Element data from apps and pages:
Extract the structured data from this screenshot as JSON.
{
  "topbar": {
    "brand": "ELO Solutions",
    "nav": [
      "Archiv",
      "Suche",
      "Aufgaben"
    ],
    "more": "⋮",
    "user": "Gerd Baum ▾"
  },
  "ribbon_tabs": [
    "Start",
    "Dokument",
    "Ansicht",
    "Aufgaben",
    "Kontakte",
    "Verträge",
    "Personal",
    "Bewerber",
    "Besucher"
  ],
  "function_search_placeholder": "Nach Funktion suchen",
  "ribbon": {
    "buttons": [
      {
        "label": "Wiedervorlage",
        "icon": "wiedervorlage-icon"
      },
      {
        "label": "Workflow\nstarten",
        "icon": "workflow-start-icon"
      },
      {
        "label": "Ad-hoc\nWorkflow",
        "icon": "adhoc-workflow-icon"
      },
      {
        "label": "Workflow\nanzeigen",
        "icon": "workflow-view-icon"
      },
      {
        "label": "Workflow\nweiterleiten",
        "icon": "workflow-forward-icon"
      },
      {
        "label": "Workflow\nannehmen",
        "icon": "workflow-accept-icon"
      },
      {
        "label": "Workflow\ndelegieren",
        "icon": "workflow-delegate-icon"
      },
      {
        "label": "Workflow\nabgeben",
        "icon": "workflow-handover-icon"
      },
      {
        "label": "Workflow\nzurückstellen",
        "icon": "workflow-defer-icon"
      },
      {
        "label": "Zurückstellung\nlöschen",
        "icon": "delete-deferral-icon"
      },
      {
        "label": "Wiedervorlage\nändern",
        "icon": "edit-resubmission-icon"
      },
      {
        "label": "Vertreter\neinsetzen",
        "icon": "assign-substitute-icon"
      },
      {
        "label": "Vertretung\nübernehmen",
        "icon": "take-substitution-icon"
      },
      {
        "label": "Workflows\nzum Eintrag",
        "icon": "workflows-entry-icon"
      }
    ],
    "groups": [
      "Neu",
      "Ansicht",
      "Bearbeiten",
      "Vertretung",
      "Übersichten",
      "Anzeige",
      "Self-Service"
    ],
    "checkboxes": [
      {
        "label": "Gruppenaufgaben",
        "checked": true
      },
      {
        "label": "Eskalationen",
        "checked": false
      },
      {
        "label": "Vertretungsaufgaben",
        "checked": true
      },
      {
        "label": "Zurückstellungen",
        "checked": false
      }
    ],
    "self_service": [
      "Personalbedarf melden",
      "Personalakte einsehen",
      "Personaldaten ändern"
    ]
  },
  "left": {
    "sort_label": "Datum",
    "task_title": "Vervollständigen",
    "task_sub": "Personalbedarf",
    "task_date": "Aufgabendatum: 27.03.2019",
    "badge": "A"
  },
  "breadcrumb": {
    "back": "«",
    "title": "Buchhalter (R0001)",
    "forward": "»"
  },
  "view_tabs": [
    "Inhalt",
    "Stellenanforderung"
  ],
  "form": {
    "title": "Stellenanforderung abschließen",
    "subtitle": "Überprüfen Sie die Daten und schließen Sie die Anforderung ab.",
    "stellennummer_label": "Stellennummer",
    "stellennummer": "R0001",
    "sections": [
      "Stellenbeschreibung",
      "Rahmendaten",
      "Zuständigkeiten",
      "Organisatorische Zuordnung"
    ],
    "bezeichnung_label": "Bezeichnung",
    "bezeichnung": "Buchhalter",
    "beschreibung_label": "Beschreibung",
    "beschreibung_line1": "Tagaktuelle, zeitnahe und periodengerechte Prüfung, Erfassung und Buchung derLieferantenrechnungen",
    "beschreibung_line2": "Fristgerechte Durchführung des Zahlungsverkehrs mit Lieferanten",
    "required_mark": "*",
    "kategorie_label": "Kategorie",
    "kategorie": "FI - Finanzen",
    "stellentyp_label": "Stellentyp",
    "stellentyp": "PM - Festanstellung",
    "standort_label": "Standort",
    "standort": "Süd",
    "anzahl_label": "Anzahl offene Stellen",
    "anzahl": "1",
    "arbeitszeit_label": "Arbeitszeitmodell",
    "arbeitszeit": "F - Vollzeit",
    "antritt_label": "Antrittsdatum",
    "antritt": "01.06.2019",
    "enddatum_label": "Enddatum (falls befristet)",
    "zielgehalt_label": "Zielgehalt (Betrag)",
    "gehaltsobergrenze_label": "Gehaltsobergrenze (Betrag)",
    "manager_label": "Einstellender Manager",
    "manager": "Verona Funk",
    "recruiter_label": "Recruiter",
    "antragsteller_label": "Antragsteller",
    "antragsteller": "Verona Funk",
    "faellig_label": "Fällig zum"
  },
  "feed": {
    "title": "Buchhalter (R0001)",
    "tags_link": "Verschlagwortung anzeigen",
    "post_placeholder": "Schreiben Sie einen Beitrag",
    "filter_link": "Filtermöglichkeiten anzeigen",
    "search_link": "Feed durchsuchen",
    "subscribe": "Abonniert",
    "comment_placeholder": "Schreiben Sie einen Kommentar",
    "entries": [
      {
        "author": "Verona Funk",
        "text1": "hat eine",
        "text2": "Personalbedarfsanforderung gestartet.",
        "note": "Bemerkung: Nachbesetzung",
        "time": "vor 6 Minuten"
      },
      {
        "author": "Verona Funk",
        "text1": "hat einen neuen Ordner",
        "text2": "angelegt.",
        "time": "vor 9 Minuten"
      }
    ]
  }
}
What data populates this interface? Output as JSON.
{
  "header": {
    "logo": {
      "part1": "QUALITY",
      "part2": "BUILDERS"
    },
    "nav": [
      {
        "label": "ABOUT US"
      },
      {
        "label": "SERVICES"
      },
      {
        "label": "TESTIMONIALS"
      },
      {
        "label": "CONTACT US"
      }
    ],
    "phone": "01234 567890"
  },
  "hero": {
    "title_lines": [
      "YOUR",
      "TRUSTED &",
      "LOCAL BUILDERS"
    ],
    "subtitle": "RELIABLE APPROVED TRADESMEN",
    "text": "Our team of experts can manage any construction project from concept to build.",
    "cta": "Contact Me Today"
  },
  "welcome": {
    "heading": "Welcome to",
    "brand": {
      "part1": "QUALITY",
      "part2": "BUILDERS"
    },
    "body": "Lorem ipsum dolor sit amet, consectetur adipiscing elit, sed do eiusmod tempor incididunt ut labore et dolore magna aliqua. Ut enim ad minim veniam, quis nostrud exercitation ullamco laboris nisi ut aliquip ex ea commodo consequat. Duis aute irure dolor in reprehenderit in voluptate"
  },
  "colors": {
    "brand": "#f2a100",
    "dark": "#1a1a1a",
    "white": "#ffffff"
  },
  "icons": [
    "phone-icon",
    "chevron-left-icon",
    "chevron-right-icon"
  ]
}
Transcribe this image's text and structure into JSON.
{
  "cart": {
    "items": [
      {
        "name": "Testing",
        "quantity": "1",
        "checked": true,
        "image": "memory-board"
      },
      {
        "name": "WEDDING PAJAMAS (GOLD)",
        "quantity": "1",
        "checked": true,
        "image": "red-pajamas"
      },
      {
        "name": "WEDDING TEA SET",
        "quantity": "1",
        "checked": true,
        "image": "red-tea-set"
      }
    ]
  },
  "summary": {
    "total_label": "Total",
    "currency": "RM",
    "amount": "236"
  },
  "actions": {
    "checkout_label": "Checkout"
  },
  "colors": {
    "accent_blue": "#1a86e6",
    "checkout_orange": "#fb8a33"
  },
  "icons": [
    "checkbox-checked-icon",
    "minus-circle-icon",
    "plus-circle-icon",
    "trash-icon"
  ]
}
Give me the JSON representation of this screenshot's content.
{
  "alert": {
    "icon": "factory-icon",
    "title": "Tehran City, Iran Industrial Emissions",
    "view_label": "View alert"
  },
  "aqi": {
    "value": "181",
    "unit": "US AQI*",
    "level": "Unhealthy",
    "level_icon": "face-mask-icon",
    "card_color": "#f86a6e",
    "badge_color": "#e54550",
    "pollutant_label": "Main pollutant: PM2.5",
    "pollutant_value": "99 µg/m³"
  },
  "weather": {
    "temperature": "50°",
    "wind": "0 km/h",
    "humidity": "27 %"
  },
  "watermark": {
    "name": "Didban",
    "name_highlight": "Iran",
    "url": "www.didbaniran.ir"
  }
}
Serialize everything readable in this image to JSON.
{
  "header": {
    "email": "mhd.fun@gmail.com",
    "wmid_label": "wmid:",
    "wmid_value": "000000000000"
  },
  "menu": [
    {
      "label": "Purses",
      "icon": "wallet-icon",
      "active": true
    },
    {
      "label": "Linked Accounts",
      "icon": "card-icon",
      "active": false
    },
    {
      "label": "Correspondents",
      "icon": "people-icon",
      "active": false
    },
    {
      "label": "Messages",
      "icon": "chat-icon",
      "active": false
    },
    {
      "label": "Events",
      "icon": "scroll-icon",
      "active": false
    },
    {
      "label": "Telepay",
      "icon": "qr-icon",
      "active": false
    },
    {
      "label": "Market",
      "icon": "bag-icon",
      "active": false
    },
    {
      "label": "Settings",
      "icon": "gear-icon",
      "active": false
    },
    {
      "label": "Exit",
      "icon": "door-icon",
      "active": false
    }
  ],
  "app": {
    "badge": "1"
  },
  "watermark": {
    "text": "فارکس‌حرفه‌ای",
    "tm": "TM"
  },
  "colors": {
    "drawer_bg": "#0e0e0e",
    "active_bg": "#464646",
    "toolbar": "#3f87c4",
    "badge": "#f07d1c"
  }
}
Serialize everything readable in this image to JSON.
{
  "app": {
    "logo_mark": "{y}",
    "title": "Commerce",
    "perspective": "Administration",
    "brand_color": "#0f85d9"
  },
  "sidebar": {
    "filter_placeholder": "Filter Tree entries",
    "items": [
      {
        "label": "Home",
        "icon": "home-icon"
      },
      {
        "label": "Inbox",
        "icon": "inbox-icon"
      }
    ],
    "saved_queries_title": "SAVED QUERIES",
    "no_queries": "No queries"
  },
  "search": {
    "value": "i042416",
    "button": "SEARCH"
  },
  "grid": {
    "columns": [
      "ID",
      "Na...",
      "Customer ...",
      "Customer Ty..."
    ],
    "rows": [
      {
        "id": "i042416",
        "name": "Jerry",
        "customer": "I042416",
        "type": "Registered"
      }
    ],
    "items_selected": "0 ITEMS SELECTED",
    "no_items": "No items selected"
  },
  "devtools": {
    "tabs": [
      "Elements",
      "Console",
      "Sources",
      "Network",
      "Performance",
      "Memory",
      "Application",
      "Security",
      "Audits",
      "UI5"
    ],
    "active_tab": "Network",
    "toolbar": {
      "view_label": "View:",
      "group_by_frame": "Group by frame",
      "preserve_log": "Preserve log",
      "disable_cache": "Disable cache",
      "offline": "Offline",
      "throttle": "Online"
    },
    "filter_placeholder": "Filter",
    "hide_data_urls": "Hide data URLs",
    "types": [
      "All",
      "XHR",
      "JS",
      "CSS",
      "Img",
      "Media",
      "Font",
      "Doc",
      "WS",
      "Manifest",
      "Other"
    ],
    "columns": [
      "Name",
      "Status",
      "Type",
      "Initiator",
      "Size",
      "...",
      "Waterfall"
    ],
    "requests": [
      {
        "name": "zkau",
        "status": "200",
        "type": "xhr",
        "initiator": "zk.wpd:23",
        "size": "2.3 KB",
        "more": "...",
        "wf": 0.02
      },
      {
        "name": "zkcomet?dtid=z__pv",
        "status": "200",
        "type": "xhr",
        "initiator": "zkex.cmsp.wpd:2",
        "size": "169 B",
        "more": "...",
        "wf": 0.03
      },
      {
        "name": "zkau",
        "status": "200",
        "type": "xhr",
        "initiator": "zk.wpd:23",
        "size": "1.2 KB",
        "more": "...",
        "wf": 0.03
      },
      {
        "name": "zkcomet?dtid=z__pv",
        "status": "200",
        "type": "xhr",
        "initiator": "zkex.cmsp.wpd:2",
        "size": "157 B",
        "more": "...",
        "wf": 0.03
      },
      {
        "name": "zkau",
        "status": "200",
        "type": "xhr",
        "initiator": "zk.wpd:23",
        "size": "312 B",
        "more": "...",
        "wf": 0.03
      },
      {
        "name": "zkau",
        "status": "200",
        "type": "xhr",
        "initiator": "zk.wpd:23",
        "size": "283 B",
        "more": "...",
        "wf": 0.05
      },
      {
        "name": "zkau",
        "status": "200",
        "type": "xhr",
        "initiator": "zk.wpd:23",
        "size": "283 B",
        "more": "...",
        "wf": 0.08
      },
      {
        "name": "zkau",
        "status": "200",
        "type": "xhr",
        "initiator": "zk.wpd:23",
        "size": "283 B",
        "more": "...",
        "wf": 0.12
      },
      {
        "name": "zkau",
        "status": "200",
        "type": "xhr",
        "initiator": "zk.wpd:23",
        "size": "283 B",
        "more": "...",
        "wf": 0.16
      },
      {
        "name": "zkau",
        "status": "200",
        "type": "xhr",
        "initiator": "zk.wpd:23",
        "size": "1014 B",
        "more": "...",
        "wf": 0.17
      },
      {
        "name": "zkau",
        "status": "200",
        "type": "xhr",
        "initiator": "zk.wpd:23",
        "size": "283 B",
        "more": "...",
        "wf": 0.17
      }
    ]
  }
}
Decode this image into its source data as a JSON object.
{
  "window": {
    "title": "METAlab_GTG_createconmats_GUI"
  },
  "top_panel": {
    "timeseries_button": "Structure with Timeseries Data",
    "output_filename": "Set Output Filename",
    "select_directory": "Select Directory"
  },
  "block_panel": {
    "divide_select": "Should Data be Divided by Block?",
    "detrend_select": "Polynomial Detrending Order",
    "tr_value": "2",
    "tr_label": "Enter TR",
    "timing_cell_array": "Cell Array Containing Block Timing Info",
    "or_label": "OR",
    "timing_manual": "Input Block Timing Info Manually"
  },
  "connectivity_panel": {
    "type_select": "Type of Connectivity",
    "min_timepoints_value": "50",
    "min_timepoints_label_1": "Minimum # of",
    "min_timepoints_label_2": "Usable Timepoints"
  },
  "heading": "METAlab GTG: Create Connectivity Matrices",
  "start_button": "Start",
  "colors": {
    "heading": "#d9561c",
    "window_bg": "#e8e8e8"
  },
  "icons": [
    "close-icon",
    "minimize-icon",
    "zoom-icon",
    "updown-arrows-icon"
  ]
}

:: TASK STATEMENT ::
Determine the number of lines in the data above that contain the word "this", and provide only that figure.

:: WRITTEN REPLY ::
7